=== Begin Enclosure ===
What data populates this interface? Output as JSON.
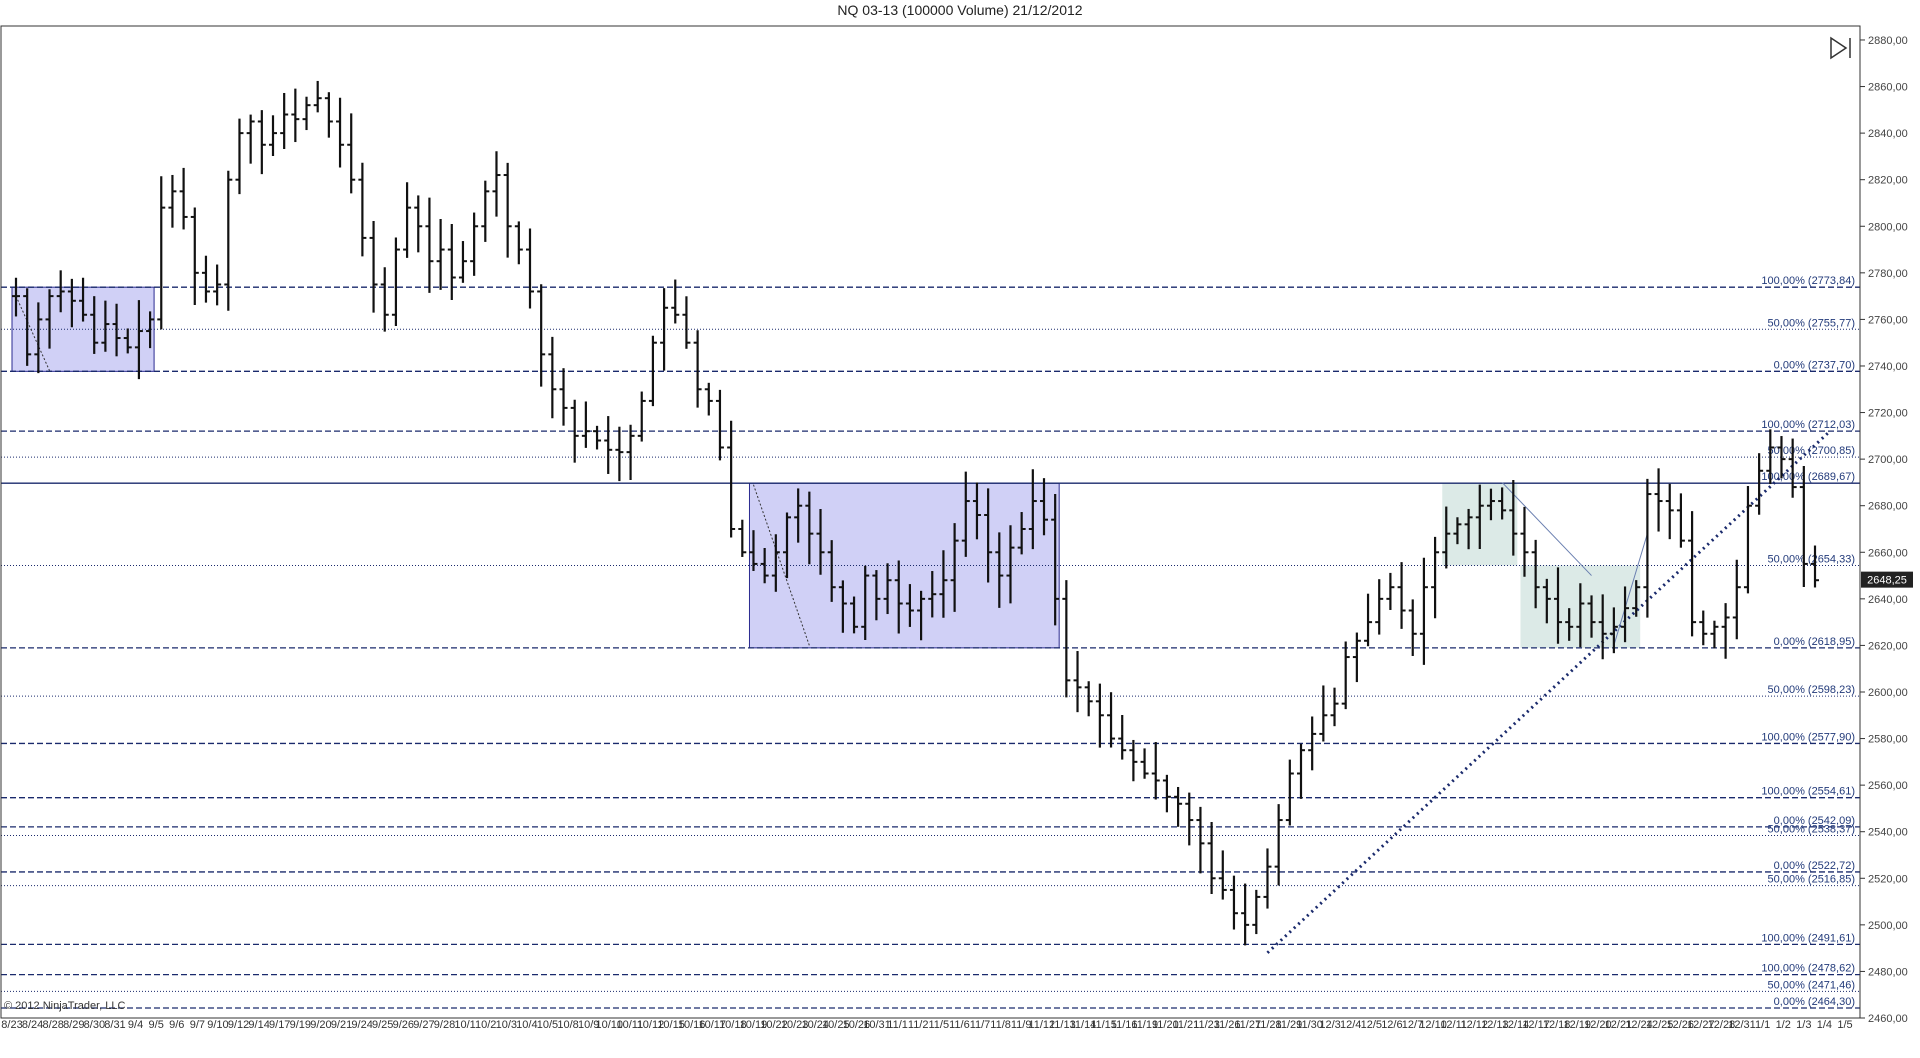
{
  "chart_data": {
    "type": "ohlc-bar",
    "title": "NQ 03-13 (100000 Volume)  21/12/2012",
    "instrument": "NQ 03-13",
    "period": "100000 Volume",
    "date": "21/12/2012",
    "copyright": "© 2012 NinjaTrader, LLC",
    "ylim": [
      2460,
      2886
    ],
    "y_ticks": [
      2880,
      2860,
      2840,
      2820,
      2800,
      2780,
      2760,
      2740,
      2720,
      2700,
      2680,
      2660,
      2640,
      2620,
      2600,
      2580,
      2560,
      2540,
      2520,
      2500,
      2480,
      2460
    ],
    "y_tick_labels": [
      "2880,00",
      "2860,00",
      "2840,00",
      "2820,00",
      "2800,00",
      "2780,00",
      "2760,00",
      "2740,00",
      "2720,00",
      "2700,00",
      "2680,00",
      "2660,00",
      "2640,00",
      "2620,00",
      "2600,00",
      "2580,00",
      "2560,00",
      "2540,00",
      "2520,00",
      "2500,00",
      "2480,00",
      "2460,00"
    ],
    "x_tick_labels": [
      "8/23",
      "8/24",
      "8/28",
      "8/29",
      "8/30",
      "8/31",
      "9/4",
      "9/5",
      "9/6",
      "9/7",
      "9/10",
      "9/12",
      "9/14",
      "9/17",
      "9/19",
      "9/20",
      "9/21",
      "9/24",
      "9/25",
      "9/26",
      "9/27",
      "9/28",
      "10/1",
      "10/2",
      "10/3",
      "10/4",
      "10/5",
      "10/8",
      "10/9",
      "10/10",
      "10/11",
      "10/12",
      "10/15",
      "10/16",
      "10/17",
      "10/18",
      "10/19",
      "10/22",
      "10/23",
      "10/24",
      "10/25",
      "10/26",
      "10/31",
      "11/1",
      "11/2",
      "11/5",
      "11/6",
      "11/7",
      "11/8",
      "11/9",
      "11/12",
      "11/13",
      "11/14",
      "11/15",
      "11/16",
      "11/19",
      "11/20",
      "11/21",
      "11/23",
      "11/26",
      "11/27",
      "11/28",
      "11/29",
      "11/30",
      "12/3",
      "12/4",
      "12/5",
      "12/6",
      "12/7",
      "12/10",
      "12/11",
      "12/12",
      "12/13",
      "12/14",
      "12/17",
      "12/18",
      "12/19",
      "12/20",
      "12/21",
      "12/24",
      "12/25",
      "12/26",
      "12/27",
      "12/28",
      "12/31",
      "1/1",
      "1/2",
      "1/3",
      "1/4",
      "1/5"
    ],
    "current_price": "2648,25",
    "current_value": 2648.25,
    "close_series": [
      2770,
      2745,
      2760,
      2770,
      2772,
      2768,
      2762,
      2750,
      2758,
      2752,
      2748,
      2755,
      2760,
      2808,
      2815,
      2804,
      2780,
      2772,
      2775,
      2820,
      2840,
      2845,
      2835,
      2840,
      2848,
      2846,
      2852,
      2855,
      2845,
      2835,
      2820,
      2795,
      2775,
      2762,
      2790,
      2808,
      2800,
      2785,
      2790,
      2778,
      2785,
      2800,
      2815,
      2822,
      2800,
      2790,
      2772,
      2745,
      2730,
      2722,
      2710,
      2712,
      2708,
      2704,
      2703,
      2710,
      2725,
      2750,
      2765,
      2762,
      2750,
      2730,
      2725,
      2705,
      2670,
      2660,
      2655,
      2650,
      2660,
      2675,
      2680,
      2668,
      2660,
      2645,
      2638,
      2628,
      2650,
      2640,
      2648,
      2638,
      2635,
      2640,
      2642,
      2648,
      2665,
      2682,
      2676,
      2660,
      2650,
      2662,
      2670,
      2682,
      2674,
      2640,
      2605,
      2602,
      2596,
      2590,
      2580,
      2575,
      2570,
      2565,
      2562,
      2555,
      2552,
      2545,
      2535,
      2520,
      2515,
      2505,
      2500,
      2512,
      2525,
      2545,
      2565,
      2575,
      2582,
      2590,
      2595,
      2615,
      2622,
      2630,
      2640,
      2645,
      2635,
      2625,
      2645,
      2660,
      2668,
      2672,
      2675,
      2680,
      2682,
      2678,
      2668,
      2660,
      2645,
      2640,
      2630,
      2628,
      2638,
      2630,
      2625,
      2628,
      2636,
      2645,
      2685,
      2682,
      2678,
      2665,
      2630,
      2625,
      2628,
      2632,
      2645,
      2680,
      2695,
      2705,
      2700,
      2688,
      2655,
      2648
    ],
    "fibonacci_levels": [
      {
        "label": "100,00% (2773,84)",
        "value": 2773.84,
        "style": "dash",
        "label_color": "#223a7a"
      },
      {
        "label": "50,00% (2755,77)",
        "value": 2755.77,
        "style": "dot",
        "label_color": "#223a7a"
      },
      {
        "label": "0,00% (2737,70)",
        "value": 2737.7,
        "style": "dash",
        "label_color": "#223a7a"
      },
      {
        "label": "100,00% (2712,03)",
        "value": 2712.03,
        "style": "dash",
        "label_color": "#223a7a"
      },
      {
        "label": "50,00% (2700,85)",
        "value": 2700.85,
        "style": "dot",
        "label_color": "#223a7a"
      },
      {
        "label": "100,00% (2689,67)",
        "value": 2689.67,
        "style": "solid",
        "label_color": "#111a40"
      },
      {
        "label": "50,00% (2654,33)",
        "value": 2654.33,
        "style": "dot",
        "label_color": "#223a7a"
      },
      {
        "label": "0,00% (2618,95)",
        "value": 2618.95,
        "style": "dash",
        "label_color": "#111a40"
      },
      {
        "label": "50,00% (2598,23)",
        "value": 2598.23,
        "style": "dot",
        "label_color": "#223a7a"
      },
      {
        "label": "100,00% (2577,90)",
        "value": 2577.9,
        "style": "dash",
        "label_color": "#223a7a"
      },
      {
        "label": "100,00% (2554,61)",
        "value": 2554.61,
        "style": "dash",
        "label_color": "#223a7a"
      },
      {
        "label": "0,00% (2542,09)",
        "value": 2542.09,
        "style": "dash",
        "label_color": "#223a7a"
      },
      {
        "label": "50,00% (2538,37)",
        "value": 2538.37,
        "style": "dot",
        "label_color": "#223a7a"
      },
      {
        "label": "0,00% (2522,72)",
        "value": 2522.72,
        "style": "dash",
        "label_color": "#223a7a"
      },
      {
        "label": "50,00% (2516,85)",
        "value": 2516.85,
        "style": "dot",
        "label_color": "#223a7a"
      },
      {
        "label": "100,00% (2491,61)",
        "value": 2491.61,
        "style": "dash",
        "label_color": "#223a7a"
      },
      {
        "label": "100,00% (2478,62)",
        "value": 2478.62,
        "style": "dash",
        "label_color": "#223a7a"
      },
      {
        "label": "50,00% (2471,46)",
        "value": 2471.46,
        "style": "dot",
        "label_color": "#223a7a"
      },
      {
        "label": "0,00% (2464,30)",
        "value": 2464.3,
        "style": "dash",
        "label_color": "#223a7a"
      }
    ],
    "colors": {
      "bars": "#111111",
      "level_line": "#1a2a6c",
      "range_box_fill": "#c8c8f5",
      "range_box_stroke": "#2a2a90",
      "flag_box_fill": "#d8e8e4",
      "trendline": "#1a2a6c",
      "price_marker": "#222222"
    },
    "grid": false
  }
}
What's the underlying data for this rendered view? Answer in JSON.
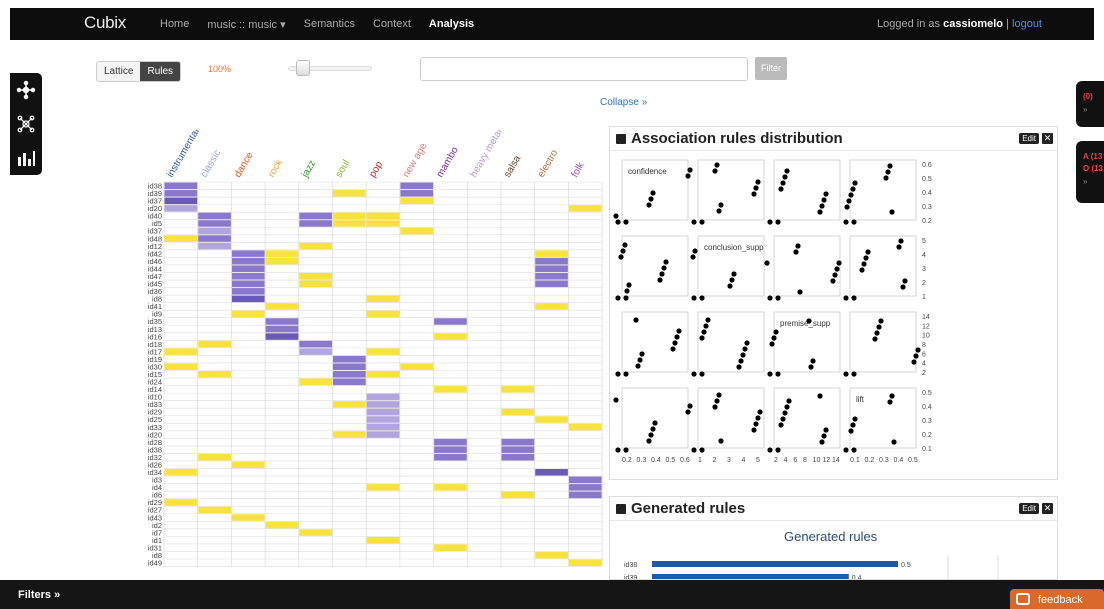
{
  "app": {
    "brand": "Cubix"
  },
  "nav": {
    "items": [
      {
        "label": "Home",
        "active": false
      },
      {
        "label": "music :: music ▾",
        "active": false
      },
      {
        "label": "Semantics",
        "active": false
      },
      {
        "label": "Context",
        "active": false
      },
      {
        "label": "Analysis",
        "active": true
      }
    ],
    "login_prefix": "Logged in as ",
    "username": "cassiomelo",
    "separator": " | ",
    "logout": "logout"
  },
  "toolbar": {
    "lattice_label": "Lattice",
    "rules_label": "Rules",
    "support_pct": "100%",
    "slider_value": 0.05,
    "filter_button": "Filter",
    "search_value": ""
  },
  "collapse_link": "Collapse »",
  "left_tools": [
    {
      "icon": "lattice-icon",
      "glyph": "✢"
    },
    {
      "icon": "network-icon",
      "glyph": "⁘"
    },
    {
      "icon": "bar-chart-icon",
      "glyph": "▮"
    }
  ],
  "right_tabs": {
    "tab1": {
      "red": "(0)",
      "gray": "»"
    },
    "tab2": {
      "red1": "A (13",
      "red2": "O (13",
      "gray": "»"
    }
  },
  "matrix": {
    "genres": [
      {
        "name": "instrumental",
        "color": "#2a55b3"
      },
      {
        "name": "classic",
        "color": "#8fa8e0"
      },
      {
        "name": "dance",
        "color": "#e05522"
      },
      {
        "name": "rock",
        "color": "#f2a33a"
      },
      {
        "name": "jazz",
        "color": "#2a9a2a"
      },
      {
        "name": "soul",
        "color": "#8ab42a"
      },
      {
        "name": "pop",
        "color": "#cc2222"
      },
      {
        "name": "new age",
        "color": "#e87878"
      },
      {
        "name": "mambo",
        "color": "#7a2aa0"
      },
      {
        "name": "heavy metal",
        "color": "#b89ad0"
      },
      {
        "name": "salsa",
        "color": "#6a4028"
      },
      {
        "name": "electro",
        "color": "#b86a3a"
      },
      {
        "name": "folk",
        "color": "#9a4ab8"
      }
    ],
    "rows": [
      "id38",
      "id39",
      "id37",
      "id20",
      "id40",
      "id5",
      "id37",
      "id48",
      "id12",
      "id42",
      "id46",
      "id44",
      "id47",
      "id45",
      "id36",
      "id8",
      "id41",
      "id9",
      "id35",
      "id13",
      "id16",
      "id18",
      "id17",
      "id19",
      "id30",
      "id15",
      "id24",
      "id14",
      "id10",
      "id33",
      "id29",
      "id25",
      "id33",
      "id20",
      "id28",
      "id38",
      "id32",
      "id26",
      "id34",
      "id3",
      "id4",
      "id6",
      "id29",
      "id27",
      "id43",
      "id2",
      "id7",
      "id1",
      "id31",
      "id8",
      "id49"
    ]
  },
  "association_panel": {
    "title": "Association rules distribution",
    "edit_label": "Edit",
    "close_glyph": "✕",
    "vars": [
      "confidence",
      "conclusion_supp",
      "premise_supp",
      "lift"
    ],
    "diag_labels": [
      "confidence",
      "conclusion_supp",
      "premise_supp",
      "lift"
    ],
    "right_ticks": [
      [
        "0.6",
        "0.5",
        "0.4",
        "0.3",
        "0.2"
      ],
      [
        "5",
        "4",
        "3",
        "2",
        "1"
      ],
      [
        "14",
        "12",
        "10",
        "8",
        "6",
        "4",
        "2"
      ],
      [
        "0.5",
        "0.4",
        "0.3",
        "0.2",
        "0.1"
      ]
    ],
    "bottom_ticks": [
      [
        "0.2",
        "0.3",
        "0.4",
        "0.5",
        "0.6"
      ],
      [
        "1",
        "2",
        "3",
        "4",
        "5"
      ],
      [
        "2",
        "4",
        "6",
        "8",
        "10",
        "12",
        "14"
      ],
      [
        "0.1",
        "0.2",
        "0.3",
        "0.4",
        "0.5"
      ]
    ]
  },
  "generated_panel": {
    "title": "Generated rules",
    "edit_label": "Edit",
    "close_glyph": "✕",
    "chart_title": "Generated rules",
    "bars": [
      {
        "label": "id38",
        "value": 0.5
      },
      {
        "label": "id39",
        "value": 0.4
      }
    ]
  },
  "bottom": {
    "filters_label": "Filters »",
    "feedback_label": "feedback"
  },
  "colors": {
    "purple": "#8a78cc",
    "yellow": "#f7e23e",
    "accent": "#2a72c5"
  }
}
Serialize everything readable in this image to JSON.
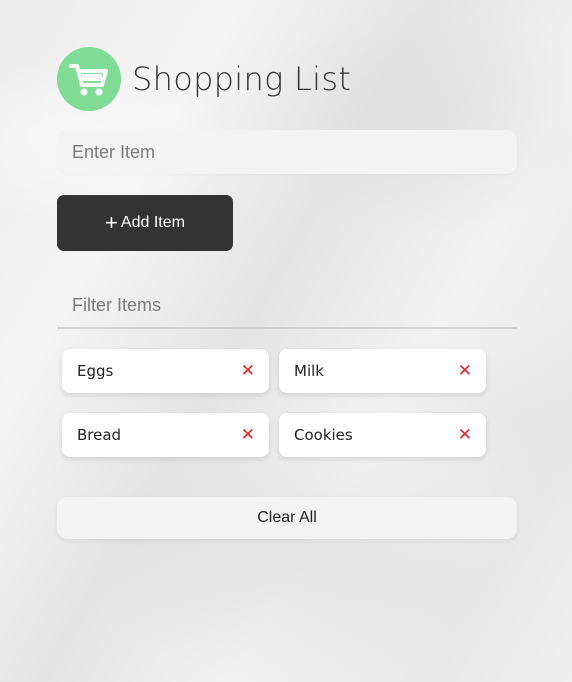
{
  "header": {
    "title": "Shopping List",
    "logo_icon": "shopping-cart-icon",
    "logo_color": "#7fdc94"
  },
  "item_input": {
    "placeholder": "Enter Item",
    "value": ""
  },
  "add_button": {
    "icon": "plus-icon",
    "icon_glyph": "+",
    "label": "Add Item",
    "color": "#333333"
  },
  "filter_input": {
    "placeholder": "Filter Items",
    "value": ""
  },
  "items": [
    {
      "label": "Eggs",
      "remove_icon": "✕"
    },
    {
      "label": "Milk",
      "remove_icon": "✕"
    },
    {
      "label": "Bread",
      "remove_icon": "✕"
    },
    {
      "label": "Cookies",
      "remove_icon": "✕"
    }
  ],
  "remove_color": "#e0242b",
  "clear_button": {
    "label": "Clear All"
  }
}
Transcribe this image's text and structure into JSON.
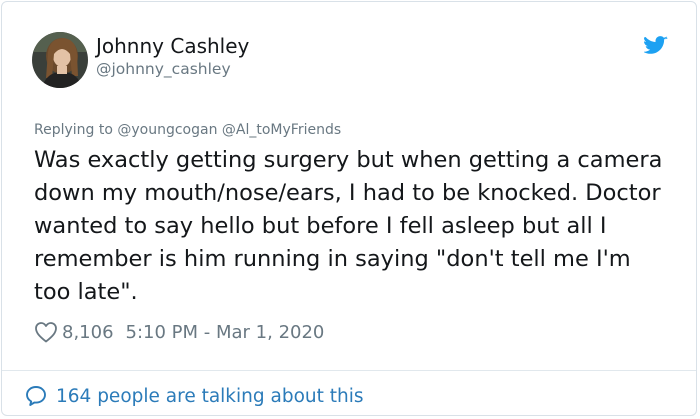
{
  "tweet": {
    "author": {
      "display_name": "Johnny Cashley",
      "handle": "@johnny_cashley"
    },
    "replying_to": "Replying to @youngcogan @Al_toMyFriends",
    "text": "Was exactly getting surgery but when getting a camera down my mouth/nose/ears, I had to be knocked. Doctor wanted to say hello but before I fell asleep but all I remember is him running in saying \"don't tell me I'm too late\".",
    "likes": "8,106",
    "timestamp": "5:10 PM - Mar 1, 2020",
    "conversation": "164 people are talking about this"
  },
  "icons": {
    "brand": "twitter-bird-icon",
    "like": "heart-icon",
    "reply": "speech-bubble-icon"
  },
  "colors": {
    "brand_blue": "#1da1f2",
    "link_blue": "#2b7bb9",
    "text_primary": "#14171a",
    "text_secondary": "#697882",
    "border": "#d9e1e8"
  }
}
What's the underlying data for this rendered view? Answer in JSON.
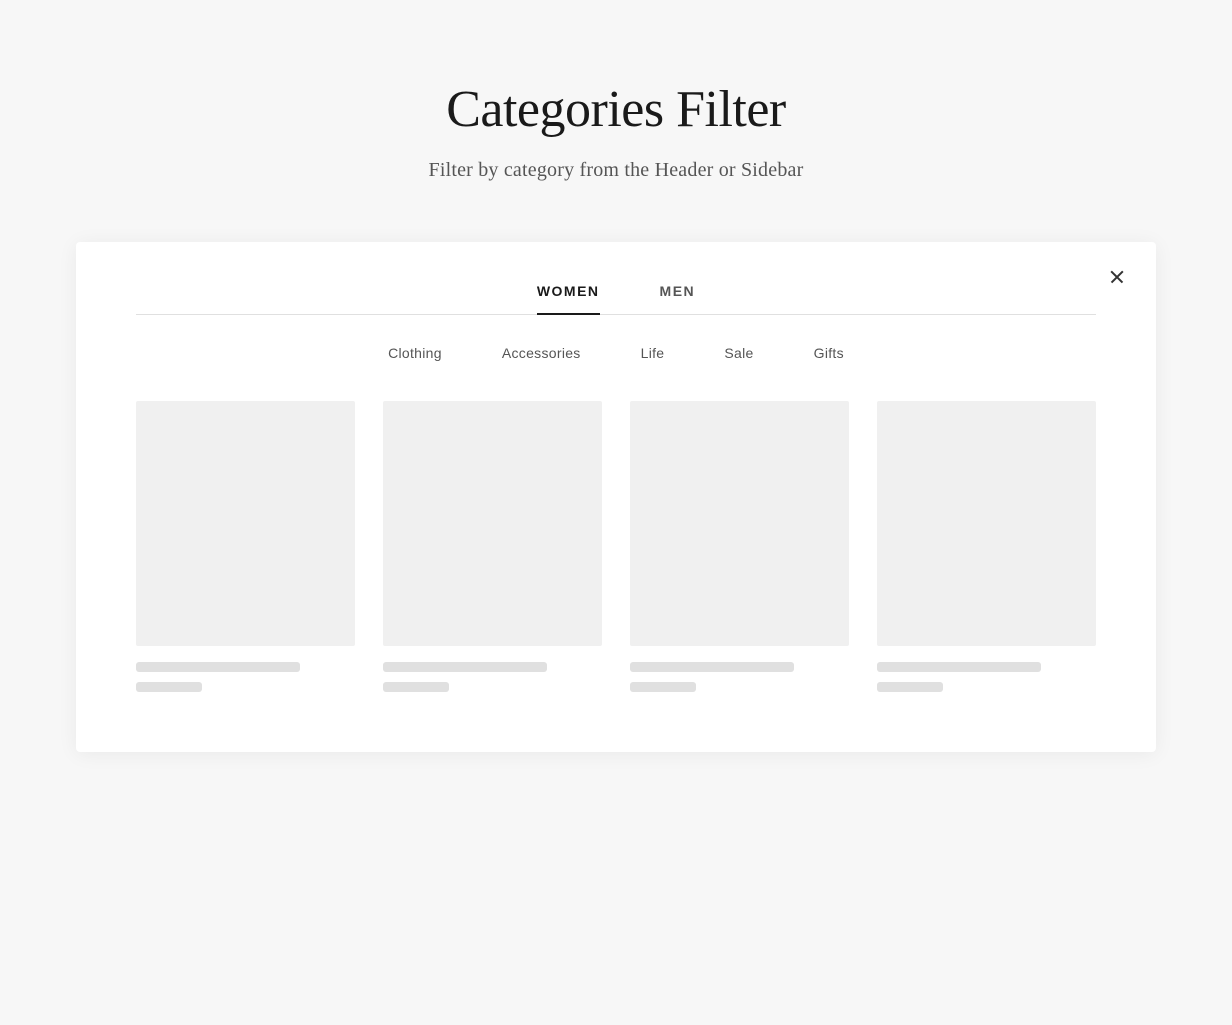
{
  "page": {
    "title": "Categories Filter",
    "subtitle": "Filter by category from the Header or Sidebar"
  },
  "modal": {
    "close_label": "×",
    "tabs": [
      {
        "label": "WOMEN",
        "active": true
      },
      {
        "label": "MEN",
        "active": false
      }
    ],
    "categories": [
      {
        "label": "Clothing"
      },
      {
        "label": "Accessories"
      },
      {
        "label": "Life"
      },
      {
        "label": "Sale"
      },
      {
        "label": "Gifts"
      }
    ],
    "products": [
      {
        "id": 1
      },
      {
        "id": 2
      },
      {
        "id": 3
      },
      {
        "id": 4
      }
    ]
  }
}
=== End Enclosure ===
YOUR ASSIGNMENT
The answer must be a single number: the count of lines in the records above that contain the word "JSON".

THE ANSWER
5